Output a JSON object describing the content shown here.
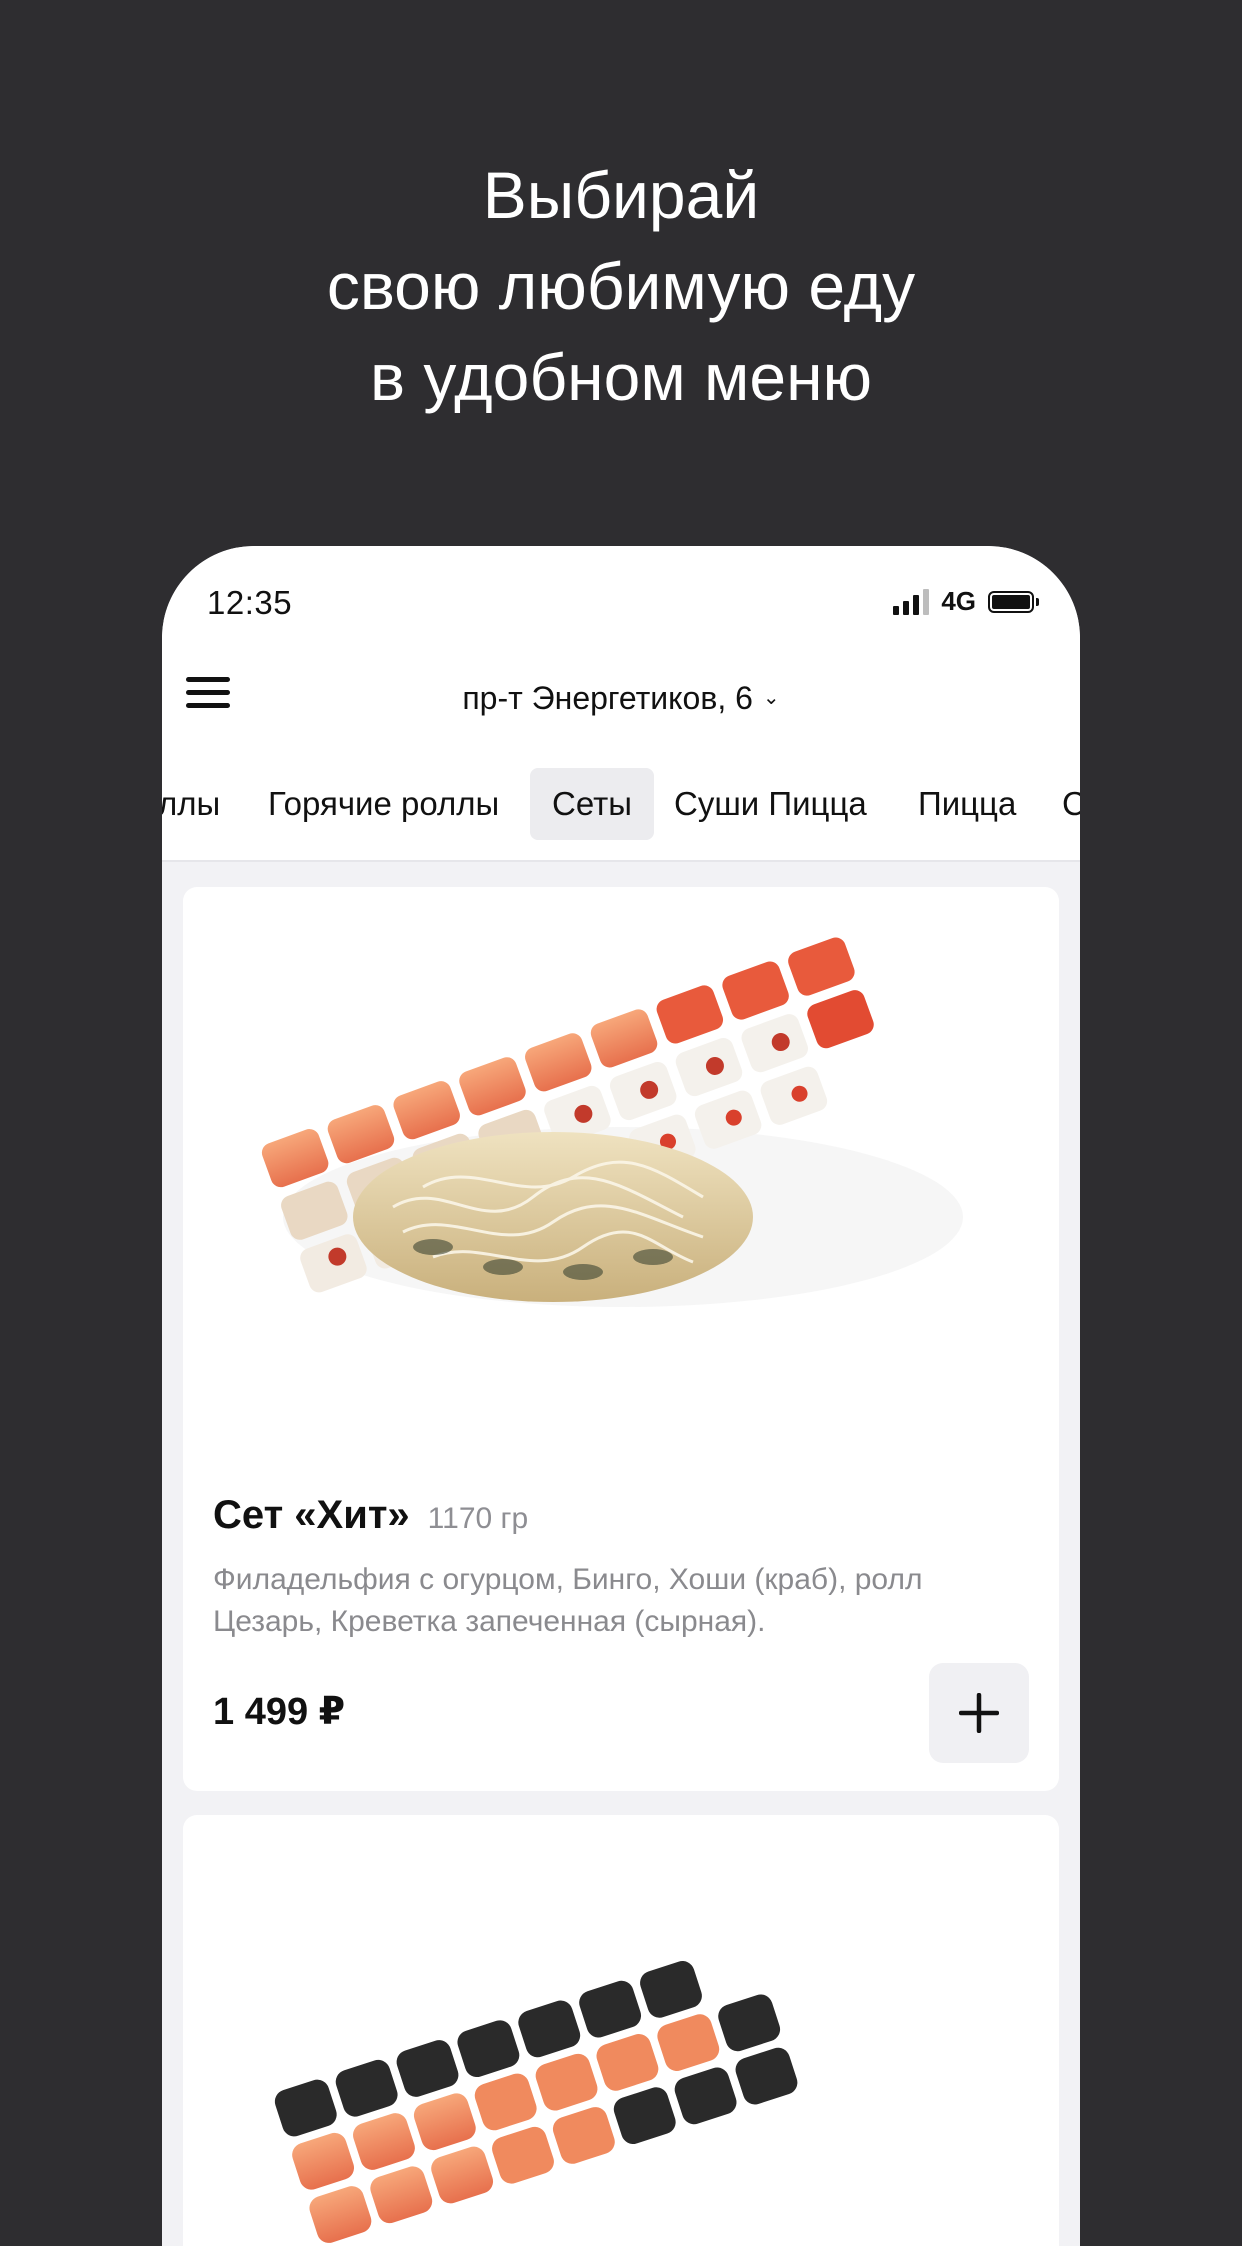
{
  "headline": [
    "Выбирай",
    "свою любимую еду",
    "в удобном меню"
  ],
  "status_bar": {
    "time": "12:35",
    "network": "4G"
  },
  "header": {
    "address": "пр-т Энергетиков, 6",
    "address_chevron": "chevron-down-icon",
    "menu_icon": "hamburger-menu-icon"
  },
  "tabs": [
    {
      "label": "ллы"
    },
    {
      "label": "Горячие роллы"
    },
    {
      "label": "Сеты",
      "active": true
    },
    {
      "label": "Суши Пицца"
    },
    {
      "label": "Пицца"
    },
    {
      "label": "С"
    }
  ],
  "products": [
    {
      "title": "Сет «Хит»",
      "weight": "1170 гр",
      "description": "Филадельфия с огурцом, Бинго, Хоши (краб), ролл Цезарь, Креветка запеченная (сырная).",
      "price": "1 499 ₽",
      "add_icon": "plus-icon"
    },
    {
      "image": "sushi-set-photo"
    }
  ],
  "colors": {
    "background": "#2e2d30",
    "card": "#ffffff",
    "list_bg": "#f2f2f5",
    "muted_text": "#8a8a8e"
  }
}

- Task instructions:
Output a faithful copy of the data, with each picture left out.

- Output of the task:
Output a JSON object describing the content shown here.
{
  "headline": [
    "Выбирай",
    "свою любимую еду",
    "в удобном меню"
  ],
  "status_bar": {
    "time": "12:35",
    "network": "4G"
  },
  "header": {
    "address": "пр-т Энергетиков, 6",
    "address_chevron": "chevron-down-icon",
    "menu_icon": "hamburger-menu-icon"
  },
  "tabs": [
    {
      "label": "ллы"
    },
    {
      "label": "Горячие роллы"
    },
    {
      "label": "Сеты",
      "active": true
    },
    {
      "label": "Суши Пицца"
    },
    {
      "label": "Пицца"
    },
    {
      "label": "С"
    }
  ],
  "products": [
    {
      "title": "Сет «Хит»",
      "weight": "1170 гр",
      "description": "Филадельфия с огурцом, Бинго, Хоши (краб), ролл Цезарь, Креветка запеченная (сырная).",
      "price": "1 499 ₽",
      "add_icon": "plus-icon"
    },
    {
      "image": "sushi-set-photo"
    }
  ],
  "colors": {
    "background": "#2e2d30",
    "card": "#ffffff",
    "list_bg": "#f2f2f5",
    "muted_text": "#8a8a8e"
  }
}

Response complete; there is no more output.